This book explores the relationship between the city of Rome and the Aurelian Wall during the six centuries following its construction in the 270s AD, a period when the city changed and contracted almost beyond recognition, as it evolved from imperial capital into the spiritual center of Western Christendom. The Wall became the single most prominent feature in the urban landscape, a dominating presence which came bodily to incarnate the political, legal, administrative, and religious boundaries of urbs Roma, even as it reshaped both the physical contours of the city as a whole and the mental geographies of 'Rome' that prevailed at home and throughout the known world. With the passage of time, the circuit took on a life of its own as the embodiment of Rome's past greatness, a cultural and architectural legacy that dwarfed the quotidian realities of the post-imperial city as much as it shaped them.
The City in Texas
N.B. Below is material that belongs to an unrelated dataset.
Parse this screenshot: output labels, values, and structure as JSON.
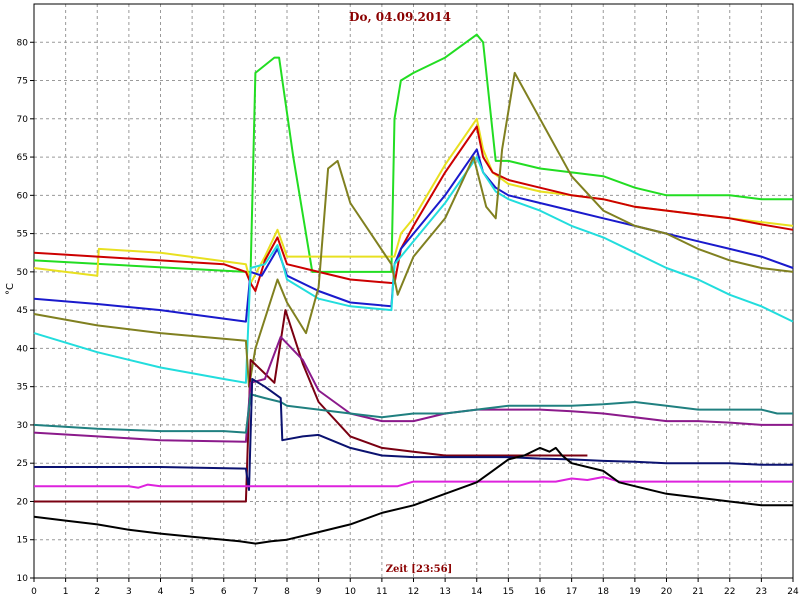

Texans love the idea of wide-open spaces and, before World War II, the majority of the state’s people did live and work on the land. Between 1940 and 1950, however, the balance shifted from rural to urban, and today 88 percent of Texans live in cities and embrace the amenities of urban culture. The rise of Texas cities is a fascinating story that has not been previously told. Yet it is essential for understanding both the state’s history and its contemporary character. In The City in Texas, acclaimed historian David G. McComb chronicles the evolution of urban Texas from the Spanish Conquest to the present. Writing in lively, sometimes humorous and provocative prose, he describes how commerce and politics were the early engines of city growth, followed by post–Civil War cattle shipping, oil discovery, lumbering, and military needs. McComb emphasizes that the most transformative agent in city development was the railroad. This technology—accompanied by telegraphs that accelerated the spread of information and mechanical clocks that altered concepts of time—revolutionized transportation, enforced corporate organization, dictated town location, organized space and architecture, and influenced thought. McComb also thoroughly explores the post–World War II growth of San Antonio, Dallas, Fort Worth, Austin, and Houston as incubators for businesses, educational and cultural institutions, and health care centers.
City of Knowledge in Twentieth Century Iran
This book presents a cultural history of modern Iran from the point of view of Shiraz, a city famous for its poetry and its traditions of scholarship. Exploring the relationship among history, poetry and politics, the book analyses how Shiraz came to be defined as the country's cultural capital, and explains how Iranians have used the concept of culture as a way of thinking about themselves, their past and their relationship with the rest of the world. Weaving together a theoretical approach with extensive ethnographic research, the book suggests a model to integrate broad concerns with a nuanced analysis of Iran's cultural traditions and practices. The author's interdisciplinary approach sheds light on how contemporary Iranians relate to classical Persian poetry; on the relationship between expressive forms and the political imagination; and on the different ways teachers, professors, cultural managers, poets and scholars think and work. He describes how history and poetry are the two dominant modes to talk about the past, present and future of the town and demonstrates that the question of knowledge is crucial to an understanding of the political and existential dimensions of life in Iran today. This book will be a major contribution to the current effort to move away from nationalist views of Iranian history and culture, and as such will be of great interest to scholars of cultural anthropology, history, Middle Eastern studies and Iranian studies.